=== What to produce ===
In the data that follows, give the number of lines containing the word "Cursors". Offer no additional comment.

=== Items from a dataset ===
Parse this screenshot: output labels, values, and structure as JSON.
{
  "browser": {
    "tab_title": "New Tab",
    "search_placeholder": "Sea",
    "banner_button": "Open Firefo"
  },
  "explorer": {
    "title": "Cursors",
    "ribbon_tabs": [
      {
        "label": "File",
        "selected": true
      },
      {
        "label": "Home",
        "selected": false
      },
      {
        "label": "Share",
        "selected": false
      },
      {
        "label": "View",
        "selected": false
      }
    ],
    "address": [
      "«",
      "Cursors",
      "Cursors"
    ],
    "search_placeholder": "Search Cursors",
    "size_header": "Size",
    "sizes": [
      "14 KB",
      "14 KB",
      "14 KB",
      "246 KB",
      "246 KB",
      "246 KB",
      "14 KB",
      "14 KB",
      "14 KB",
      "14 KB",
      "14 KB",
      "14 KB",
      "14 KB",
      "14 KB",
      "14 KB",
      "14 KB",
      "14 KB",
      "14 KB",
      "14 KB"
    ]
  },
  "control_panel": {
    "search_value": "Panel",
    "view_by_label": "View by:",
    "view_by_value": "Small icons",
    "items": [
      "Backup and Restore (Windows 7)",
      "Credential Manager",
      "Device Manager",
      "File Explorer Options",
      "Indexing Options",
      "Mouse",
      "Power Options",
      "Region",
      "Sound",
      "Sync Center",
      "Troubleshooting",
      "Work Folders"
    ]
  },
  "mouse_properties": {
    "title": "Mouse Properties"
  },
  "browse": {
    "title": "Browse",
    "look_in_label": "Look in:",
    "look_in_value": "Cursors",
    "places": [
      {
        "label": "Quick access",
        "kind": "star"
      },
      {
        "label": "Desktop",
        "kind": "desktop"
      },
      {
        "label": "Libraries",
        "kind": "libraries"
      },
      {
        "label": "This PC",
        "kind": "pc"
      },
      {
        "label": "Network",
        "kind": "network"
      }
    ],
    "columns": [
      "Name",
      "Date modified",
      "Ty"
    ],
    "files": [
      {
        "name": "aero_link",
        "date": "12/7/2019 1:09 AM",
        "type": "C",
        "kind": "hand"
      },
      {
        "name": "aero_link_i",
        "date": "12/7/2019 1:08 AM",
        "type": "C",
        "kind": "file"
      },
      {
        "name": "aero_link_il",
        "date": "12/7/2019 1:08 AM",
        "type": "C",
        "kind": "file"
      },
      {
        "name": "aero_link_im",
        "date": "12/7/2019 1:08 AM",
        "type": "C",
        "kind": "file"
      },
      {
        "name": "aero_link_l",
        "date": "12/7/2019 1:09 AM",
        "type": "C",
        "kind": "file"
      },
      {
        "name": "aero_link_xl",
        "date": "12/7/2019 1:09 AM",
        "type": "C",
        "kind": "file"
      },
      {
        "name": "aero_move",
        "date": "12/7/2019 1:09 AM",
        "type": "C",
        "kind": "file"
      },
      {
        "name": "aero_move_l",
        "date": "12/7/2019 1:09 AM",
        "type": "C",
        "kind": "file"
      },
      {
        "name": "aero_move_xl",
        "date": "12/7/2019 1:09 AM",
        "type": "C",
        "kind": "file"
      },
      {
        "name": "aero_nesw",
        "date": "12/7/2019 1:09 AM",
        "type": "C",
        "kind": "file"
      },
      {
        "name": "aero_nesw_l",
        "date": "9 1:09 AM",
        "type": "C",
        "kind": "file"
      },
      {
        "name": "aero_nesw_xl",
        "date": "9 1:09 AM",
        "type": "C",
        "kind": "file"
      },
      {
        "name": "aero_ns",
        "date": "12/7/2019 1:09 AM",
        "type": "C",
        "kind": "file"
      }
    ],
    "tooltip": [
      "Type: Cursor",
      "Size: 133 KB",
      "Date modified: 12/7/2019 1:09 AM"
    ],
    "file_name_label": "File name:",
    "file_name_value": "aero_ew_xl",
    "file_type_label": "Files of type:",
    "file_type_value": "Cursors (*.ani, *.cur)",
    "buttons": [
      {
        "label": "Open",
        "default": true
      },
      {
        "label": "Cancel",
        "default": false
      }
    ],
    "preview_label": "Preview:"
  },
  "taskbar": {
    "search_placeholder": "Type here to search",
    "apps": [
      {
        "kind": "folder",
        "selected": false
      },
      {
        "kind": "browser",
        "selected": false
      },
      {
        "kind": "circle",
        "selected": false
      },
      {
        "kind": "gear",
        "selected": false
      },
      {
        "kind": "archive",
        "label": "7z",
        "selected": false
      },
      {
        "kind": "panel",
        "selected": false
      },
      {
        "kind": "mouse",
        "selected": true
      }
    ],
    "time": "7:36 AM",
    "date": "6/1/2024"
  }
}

=== Output of the exercise ===
6